NASA’s quick debunking of Goop’s claims should hardly be surprising. The lifestyle site has touted a pricey rice bran-derived supplement that has turned out to be full of arsenic. But not to worry, in case arsenic or any other toxin builds up inside you, Paltrow has promoted a bevy of detoxing cleanses, which conveniently overlook the scientific fact that one’s liver and kidneys do a pretty find job of detoxing the human body on their own. And forget about honey; Paltrow has also promoted apitherapy, bee-stinging therapy that “has been used for centuries.”
But it’s not just what you put into your body, though kale is a popular detox solution on Goop. Exercise regimens such as an “Ironman 2” workout after ingesting little more than a Think Thin Bar is one recent suggestion; and for those moments when you just don’t feel fresh, a mugwort vaginal steam is apparently a gift to oneself that keeps on giving.
Apparently realizing that Body Vibes has given the scientific and public health communities yet another eye-roll or aneurism at the mere thought of Paltrow, the company has since apologized, and said it regretted misleading Goop’s readers and not doing its “due diligence.”
Image credit: Goop
Leon Kaye has written for 3p since 2010 and become executive editor in 2018. His previous work includes writing for the Guardian as well as other online and print publications. In addition, he's worked in sales executive roles within technology and financial research companies, as well as for a public relations firm, for which he consulted with one of the globe’s leading sustainability initiatives. Currently living in Central California, he’s traveled to 70-plus countries and has lived and worked in South Korea, the United Arab Emirates and Uruguay.

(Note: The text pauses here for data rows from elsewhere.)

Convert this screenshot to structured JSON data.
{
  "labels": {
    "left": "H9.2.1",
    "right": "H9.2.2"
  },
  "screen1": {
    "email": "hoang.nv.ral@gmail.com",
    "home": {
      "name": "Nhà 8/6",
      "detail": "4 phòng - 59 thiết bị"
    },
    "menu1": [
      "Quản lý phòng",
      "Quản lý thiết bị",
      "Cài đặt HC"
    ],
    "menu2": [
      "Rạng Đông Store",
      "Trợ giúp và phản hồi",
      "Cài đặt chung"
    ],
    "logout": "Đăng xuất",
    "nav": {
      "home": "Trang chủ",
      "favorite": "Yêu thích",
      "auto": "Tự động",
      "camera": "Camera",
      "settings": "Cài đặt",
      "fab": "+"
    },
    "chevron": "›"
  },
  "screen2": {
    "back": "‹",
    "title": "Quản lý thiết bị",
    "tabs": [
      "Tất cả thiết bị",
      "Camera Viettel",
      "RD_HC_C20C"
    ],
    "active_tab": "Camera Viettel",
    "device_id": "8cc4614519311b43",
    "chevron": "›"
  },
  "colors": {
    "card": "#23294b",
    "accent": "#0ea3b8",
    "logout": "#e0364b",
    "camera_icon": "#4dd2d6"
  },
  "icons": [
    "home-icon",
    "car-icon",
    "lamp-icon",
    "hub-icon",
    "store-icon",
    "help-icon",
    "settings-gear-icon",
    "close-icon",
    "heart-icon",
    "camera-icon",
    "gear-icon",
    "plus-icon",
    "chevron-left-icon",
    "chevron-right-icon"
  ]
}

Leon’s an alum of Fresno State, the University of Maryland, Baltimore County and the University of Southern California's Marshall Business School. He enjoys traveling abroad as well as exploring California’s Central Coast and the Sierra Nevadas.